Your instructions:
Only the lines holding the string "Seleziona" are needed; copy each of them from the data.

Entries from a dataset of interfaces

↓

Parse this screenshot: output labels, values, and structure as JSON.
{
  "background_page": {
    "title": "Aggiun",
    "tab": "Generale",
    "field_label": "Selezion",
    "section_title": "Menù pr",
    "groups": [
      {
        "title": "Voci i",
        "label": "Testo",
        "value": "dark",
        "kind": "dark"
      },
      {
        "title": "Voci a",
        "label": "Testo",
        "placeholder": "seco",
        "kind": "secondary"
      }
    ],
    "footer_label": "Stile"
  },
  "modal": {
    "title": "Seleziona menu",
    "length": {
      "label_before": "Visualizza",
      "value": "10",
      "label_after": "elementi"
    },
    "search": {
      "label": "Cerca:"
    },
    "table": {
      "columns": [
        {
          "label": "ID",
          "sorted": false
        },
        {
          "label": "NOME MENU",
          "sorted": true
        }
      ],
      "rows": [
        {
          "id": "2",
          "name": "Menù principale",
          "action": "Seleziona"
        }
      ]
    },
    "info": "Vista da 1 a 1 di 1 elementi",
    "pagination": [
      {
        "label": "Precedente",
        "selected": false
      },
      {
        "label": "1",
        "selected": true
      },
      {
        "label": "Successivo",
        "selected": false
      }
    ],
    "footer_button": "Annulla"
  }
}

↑

Result for this task:
    "title": "Seleziona menu",
          "action": "Seleziona"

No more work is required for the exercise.